Hamburg, Germany and Paris  August 7, 2001  Howaldtswerke-Deutsche Werft AG (HDW), located in Kiel, has announced the migration of their development, engineering and product data management onto digital and integrated processes. To achieve this, Germany's largest shipyard and world market leader in conventional-powered submarines signed an eight-digit euro contract with IBM and CENIT AG Systemhaus. "The migration to e-collaboration will make us much more competitive on an international level," said Hans-Joachim Schmidt, executive board member, HDW. "Not only will we be able to deliver our vessels faster, but we will also increase productivity and quality." This contract is one of the most important shipbuilding contracts for IBM PLM central region and represents for CENIT the largest IT project in its history.

The long-term collaboration agreement between HDW, IBM and CENIT AG covers a package of hardware, software and services. The first stage will include the installation, implementation and user training of 200 IBM workstations equipped with Product Lifecycle Management (PLM) solutions CATIA and ENOVIA 3D design software. Specialized shipbuilding modules will be developed through this collaboration. IBM will supply hardware and software and, together with CENIT, will provide all-encompassing conceptual work and consulting for the introduction. In the first step the implementation will focus on deep-sea marine vessels, such as submarines.

"This agreement represents a new emphasis of IBM's engagement in the shipbuilding industry," said Dr. Manfred Sammet, leader, IBM product lifecycle management Europe Middle East Africa region. "We will soon inaugurate the European Shipbuilding Competency Center in Hamburg to provide optimal support of the whole shipbuilding industry in the area of product lifecycle management for the continuous development and enhancement of industry-specific modules required by the shipbuilding industry."

In the context of increased competition and shrinking defense budgets, European shipyards are finding themselves forced to follow the aerospace industry lead of mergers and consolidation. Shipyards and suppliers will cooperate more closely, both worldwide and around the clock. Engineers, technicians and operations teams will work independently at separate locations, but will share access to crucial development and design date online within their company and supply chains. "Seamless electronic date exchange will be of extreme importance," explained Hubertus Manthey, managing director of CENIT. "There will no longer be a need to have manual exchange of information, as is the case today, since the existing software solutions were not integrated into the shipyard's other systems. With this agreement, this will become obsolete."

The availability of product data will enable the company to reuse existing parts or develop variants based on the digital models, shortening substantially entire phases of the development process. This is especially true regarding the use of modular design, which will be part of the first phase of HDW's implementation for next-generation submarines.
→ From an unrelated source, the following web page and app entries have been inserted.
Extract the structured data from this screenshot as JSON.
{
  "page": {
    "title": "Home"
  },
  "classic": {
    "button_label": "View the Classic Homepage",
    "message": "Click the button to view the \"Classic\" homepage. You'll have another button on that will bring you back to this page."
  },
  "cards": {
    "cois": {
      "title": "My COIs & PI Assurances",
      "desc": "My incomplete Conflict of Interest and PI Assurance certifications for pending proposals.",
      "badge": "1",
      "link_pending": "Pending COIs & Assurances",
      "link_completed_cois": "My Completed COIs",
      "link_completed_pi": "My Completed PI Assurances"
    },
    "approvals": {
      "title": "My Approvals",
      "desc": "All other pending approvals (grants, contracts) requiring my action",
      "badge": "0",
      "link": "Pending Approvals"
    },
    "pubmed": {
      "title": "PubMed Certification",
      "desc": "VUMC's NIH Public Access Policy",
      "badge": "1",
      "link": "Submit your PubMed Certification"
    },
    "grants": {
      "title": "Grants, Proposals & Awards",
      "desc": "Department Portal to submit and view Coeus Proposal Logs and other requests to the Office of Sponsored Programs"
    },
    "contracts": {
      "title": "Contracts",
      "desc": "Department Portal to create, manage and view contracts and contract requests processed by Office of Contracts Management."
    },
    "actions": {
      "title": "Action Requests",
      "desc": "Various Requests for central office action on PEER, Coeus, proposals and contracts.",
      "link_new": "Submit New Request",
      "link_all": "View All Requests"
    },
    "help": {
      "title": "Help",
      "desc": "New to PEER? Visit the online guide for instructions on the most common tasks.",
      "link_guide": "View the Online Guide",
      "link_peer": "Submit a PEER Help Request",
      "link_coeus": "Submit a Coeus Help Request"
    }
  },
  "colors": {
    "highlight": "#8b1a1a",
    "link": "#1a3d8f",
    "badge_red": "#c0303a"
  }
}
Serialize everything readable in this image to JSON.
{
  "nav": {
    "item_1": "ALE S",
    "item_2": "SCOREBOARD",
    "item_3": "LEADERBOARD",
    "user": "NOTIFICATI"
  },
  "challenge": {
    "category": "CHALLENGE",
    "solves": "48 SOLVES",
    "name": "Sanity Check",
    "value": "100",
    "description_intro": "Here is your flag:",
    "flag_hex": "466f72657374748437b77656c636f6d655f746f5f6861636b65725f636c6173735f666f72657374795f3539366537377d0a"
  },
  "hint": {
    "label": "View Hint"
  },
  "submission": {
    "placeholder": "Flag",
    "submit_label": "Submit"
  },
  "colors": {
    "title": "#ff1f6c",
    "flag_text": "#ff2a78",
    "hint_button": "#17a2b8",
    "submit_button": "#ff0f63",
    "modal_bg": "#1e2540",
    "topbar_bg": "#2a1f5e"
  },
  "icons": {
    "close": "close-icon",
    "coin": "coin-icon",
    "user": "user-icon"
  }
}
Physical models will be replaced by virtual prototypes existing solely on the computer. "If you consider that today before going into production we must build an exact 1/5-scale plastic model for each submarine type. You can imagine the impact this has on the economics of our shipbuilding process as a whole," said Schmidt.